“We ended up playing pretty much every night. We never had more than four versus four for the first month or so, and slowly the word kind of spread, and I started releasing more maps and showing them off. We ended up growing to where we had a full room every night,” he says, where up to eight players would join the lobby to try out his handmade maps.
Interest was so high that Reed recreated other SOCOM maps in Creative. He also did whatever he could to mimic SOCOM’s gameplay within Fortnite, ditching many of the zany mechanics that define a battle royale, which is known to have Thanos and Darth Vader zipping between buildings using Spider-Man’s web-slinging powers.
Now, Reed runs a regular competitive league of SOCOM fans who play Fortnite as if they were playing a tactical shooter over 10 years old.
More than a few creators use Creative as a canvas: Coaches use it to create custom training courses for players who compete in the Fortnite Championship Series, and companies like Coca-Cola and Gilette create marketing “experiences” in the mode with the help of creatives who design for it.
“Creative, nowadays, has become what its original vision promised,” says Fortnite coach Sameed Mohammed. “These creators are able to make maps that I use to build routines that train players. They’ve unlocked its full potential.”
Dozens of creators have built an entire genre of maps that are designed to help players improve their basic Fortnite skills, no matter their skill level. Maps that help players learn to build a wall, edit a window, and fire off a shot within seconds are a dime a dozen. Most players spend more time training in Creative than they do actually playing in the competitive modes they’re training for.
“They’re in it 24/7, they play it more than the real game,” Mohammed says. “It’s evolved into something that people do for fun.”
Referencing other FPS training platforms like Aimlab and Aim Trainer, Mohammed says, “Fortnite Creative provides a complete way to train. While Aimlab does have other features that Fortnite doesn’t, like statistics you can track, there is nothing more important for pro players to feel like than an extension of the game they’re playing.”
Creative looks nothing like it did when it originally launched in late 2018, according to some of the most dedicated creators working in the mode now.
“It’s like night and day,” said Team Alliance’s Mackenzie Jackson.

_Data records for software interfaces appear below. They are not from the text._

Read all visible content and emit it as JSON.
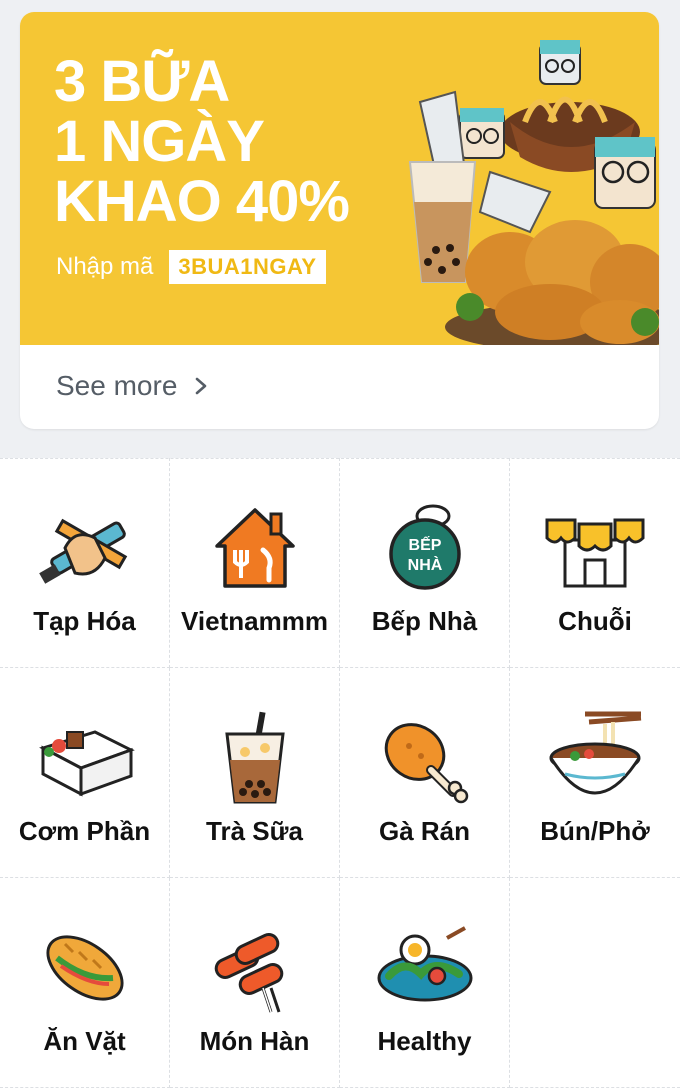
{
  "promo": {
    "headline_line1": "3 BỮA",
    "headline_line2": "1 NGÀY",
    "headline_line3": "KHAO 40%",
    "code_label": "Nhập mã",
    "code": "3BUA1NGAY",
    "see_more": "See more",
    "colors": {
      "banner": "#f5c634",
      "text": "#ffffff"
    }
  },
  "categories": [
    {
      "label": "Tạp Hóa",
      "icon": "grocery-icon"
    },
    {
      "label": "Vietnammm",
      "icon": "home-kitchen-icon"
    },
    {
      "label": "Bếp Nhà",
      "icon": "bep-nha-badge-icon"
    },
    {
      "label": "Chuỗi",
      "icon": "chain-store-icon"
    },
    {
      "label": "Cơm Phần",
      "icon": "bento-box-icon"
    },
    {
      "label": "Trà Sữa",
      "icon": "milk-tea-icon"
    },
    {
      "label": "Gà Rán",
      "icon": "fried-chicken-icon"
    },
    {
      "label": "Bún/Phở",
      "icon": "noodle-bowl-icon"
    },
    {
      "label": "Ăn Vặt",
      "icon": "banh-mi-icon"
    },
    {
      "label": "Món Hàn",
      "icon": "tteokbokki-icon"
    },
    {
      "label": "Healthy",
      "icon": "salad-icon"
    }
  ],
  "icon_badge_text": {
    "line1": "BẾP",
    "line2": "NHÀ"
  }
}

He explains that more assets and programming options have been added over the past four years. “The options before were so limiting.”

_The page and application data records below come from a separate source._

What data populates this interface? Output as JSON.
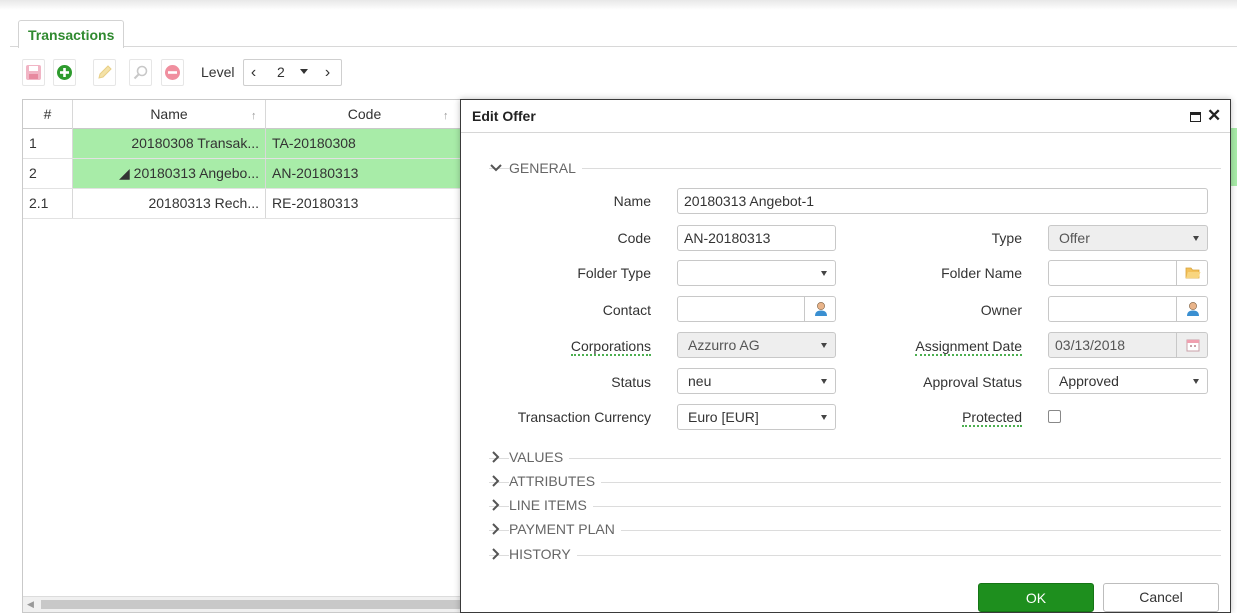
{
  "tabs": [
    {
      "label": "Transactions",
      "active": true
    }
  ],
  "toolbar": {
    "level_label": "Level",
    "level_value": "2"
  },
  "grid": {
    "columns": [
      {
        "label": "#"
      },
      {
        "label": "Name"
      },
      {
        "label": "Code"
      }
    ],
    "rows": [
      {
        "num": "1",
        "name": "20180308 Transak...",
        "code": "TA-20180308",
        "highlight": true
      },
      {
        "num": "2",
        "name": "◢ 20180313 Angebo...",
        "code": "AN-20180313",
        "highlight": true
      },
      {
        "num": "2.1",
        "name": "20180313 Rech...",
        "code": "RE-20180313",
        "highlight": false
      }
    ]
  },
  "dialog": {
    "title": "Edit Offer",
    "sections": {
      "general": "GENERAL",
      "values": "VALUES",
      "attributes": "ATTRIBUTES",
      "line_items": "LINE ITEMS",
      "payment_plan": "PAYMENT PLAN",
      "history": "HISTORY"
    },
    "fields": {
      "name": {
        "label": "Name",
        "value": "20180313 Angebot-1"
      },
      "code": {
        "label": "Code",
        "value": "AN-20180313"
      },
      "type": {
        "label": "Type",
        "value": "Offer"
      },
      "folder_type": {
        "label": "Folder Type",
        "value": ""
      },
      "folder_name": {
        "label": "Folder Name",
        "value": ""
      },
      "contact": {
        "label": "Contact",
        "value": ""
      },
      "owner": {
        "label": "Owner",
        "value": ""
      },
      "corporations": {
        "label": "Corporations",
        "value": "Azzurro AG"
      },
      "assignment_date": {
        "label": "Assignment Date",
        "value": "03/13/2018"
      },
      "status": {
        "label": "Status",
        "value": "neu"
      },
      "approval_status": {
        "label": "Approval Status",
        "value": "Approved"
      },
      "transaction_currency": {
        "label": "Transaction Currency",
        "value": "Euro [EUR]"
      },
      "protected": {
        "label": "Protected",
        "checked": false
      }
    },
    "buttons": {
      "ok": "OK",
      "cancel": "Cancel"
    }
  },
  "colors": {
    "accent_green": "#1e8f1e",
    "row_highlight": "#a8eca8",
    "tab_text": "#2f8a2f"
  },
  "icons": {
    "toolbar": [
      "save-icon",
      "add-icon",
      "edit-icon",
      "search-icon",
      "delete-icon"
    ],
    "fields": [
      "folder-icon",
      "user-icon",
      "calendar-icon"
    ]
  }
}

Team Alliance is one of several Fortnite marketing agencies that work with companies like 100 Thieves, Sky Broadband, and others to create branded experiences within Fortnite Creative. They often charge up to hundreds of thousands of dollars for custom maps, partially due to how many players use Creative every day.

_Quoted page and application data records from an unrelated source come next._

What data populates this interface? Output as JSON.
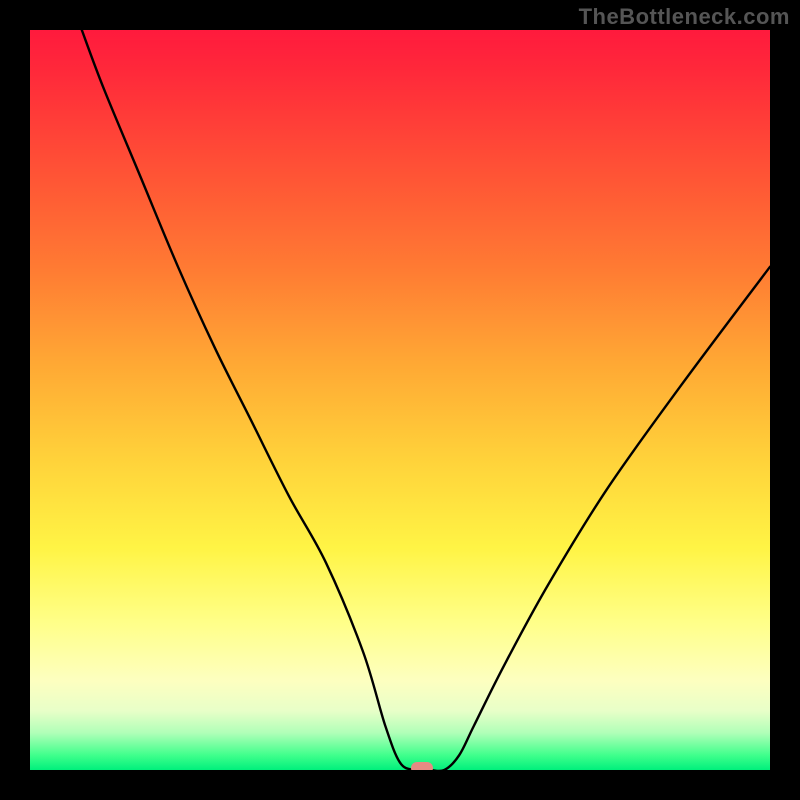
{
  "watermark": "TheBottleneck.com",
  "chart_data": {
    "type": "line",
    "title": "",
    "xlabel": "",
    "ylabel": "",
    "xlim": [
      0,
      100
    ],
    "ylim": [
      0,
      100
    ],
    "grid": false,
    "legend": false,
    "background": "red-yellow-green vertical gradient",
    "series": [
      {
        "name": "bottleneck-curve",
        "x": [
          7,
          10,
          15,
          20,
          25,
          30,
          35,
          40,
          45,
          48,
          50,
          52,
          54,
          56,
          58,
          60,
          64,
          70,
          78,
          88,
          100
        ],
        "values": [
          100,
          92,
          80,
          68,
          57,
          47,
          37,
          28,
          16,
          6,
          1,
          0,
          0,
          0,
          2,
          6,
          14,
          25,
          38,
          52,
          68
        ]
      }
    ],
    "marker": {
      "x": 53,
      "y": 0,
      "color": "#e58b83",
      "shape": "rounded-rect"
    },
    "colors": {
      "curve": "#000000",
      "frame": "#000000",
      "gradient_stops": [
        "#ff1a3d",
        "#ff7a33",
        "#ffd23a",
        "#fff445",
        "#40ff8c",
        "#00f07c"
      ]
    }
  }
}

These agencies are essentially game studios themselves. They build out concept ideas, design levels, program gameplay, fill-in art, and bug test—all within a matter of weeks—so players can pretend to be delivery drivers for GrubHub while driving around in Fortnite.